Researchers studying the Cory’s shearwater (Ciefa) colony in Gozo as part of the EU LIFE+ Malta Seabird Project (1), found one of the study birds dead in front of its nesting burrow last week (Photo). The X-ray taken by a veterinarian confirmed that the protected bird had been shot.
The researchers also noticed that up to four other birds from two different nests at the study site had disappeared. One of these nests was empty, whereas the other one still contained an egg.
The Cory’s shearwaters are currently incubating and both the male and the female take it in turns to sit on their single egg. If a nest is found empty, it means the egg has been lost and the pair’s only breeding attempt for this year has failed. An abandoned egg suggests that either one or both parent birds have died, as during incubation one of them is always in the nest
LIFE+ Malta Seabird Project is co-funded by the European Commission and the Maltese government as well as several BirdLife International partners.
“The killing of the study birds in Gozo not only hampers the efforts of this EU Project, but also puts the whole colony in peril. Seabirds are already declining all around the world and direct persecution can only make their situation worse,” said Dr Benjamin Metzger, Chief Researcher of the LIFE+ Malta Seabird Project
This is the third Cory’s shearwater that was found shot by the project researchers this year.
Malta hosts internationally important breeding colonies of three species of seabirds, including the Cory’s shearwater. LIFE+ Malta Seabird Project aims to identify the important areas for these species at sea and create marine protected areas under the EU law.
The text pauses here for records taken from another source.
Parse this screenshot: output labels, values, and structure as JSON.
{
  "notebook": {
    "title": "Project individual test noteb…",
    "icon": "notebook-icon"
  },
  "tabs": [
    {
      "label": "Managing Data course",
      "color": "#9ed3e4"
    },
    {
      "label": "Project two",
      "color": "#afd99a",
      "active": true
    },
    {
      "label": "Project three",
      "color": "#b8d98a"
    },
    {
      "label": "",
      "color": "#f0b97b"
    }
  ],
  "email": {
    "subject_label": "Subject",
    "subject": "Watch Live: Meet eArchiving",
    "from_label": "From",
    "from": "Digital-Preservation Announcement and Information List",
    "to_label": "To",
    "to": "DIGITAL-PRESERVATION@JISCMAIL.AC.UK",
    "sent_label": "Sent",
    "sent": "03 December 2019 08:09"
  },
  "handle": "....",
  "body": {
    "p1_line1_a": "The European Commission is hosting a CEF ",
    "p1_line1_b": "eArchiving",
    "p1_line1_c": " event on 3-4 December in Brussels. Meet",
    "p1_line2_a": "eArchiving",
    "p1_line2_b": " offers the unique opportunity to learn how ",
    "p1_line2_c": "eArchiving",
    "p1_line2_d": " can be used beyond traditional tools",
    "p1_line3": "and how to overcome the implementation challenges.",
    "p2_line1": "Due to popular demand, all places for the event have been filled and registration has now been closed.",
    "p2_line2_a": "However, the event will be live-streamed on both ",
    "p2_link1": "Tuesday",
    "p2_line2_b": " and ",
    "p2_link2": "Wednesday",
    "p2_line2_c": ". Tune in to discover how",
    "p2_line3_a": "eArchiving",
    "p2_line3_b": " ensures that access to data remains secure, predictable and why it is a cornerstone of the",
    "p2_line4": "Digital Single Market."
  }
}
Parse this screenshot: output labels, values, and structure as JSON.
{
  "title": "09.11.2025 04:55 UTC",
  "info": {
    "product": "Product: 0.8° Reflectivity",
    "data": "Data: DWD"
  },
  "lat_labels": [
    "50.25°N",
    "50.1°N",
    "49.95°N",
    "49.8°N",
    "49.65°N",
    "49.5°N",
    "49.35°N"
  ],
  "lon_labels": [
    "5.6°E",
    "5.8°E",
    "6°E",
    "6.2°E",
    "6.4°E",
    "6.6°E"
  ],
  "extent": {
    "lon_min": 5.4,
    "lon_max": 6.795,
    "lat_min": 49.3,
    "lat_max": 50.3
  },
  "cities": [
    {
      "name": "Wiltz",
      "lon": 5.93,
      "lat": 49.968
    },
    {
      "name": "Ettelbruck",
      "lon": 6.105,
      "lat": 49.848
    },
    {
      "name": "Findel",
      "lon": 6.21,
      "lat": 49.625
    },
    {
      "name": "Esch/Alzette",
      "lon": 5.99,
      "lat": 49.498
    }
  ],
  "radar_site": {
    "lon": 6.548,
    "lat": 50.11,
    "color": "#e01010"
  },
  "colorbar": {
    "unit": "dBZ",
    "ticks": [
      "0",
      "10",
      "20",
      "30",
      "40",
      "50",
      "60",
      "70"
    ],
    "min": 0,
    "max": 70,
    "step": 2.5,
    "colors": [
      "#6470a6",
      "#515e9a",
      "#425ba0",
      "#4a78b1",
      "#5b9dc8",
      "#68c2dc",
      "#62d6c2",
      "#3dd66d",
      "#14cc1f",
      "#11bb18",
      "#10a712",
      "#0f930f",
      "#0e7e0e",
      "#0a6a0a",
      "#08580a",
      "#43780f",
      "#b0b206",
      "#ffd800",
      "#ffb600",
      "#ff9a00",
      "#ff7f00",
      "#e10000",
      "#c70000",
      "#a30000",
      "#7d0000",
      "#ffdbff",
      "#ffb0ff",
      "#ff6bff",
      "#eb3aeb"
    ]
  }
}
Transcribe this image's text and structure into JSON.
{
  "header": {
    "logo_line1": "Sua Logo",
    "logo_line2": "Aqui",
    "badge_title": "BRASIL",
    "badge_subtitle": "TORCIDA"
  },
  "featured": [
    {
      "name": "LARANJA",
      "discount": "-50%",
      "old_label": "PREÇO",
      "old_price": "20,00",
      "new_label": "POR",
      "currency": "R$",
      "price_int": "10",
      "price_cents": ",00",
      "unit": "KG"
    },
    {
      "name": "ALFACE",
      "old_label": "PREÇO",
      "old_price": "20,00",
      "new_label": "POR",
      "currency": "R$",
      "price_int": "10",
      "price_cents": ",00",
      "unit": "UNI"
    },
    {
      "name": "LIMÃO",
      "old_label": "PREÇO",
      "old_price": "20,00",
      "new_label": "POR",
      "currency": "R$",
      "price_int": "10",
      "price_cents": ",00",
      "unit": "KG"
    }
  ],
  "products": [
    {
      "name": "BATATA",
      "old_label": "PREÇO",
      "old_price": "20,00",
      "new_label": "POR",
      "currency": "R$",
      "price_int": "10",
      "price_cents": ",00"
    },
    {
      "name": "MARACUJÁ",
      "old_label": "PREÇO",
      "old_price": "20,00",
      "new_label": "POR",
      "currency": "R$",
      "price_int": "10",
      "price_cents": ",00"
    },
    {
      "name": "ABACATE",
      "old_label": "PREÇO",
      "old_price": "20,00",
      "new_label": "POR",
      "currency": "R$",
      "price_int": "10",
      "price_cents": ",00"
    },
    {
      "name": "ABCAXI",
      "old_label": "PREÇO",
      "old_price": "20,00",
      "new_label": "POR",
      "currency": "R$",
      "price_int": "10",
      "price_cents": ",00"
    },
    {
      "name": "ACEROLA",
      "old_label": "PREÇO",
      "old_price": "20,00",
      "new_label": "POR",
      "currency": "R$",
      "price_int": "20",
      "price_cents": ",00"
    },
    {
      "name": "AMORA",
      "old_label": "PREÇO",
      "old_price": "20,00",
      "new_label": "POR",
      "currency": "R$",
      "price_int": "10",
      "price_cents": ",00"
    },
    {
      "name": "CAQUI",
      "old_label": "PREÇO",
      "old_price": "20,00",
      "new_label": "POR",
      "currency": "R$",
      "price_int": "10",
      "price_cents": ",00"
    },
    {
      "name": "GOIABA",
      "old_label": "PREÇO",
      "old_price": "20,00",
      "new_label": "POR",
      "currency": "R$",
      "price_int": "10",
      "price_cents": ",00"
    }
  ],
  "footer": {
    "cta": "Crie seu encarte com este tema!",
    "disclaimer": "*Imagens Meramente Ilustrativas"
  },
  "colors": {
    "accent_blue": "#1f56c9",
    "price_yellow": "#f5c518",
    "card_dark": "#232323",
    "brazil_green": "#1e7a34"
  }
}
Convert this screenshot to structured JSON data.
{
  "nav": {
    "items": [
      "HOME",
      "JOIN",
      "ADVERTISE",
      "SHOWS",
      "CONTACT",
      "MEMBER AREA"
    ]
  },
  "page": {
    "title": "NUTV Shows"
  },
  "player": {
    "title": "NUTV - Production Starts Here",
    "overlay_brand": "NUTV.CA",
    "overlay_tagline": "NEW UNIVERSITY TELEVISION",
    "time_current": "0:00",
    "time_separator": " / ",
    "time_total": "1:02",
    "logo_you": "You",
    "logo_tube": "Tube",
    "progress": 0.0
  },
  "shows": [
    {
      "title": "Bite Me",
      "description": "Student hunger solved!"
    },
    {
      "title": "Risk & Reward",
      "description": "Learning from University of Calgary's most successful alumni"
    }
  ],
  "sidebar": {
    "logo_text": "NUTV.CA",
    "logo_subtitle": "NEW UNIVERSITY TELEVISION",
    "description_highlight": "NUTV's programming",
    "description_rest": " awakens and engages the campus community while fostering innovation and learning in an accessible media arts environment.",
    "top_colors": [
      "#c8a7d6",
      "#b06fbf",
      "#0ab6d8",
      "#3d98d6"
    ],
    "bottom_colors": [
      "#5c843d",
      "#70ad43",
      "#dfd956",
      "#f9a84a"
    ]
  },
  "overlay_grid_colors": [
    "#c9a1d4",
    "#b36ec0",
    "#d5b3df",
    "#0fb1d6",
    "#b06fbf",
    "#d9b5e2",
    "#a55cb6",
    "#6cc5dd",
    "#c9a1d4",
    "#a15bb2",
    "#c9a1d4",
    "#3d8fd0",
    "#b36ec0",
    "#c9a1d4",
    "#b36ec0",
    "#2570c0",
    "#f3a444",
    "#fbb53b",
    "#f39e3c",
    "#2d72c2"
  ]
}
(1) The EU LIFE+ Malta Seabird Project is a partnership between BirdLife Malta, the Ministry for Tourism, Culture and the Environment, the Royal Society for the Protection of Birds (BirdLife partner in the UK) and Sociedade Portuguesa para o Estudo das Aves (BirdLife partner in Portugal). The Project carries out research to identify Marine Important Bird Areas for the three species of seabirds breeding in Malta: Cory’s shearwater, Yelkouan shearwater and the European Storm Petrel. The Project runs for five years (2011-2016) and receives 50% funding from the EU’s LIFE instrument. http://www.birdlifemalta.org/Content/LIFEPROJECTS/maltaseabirdproject/1115/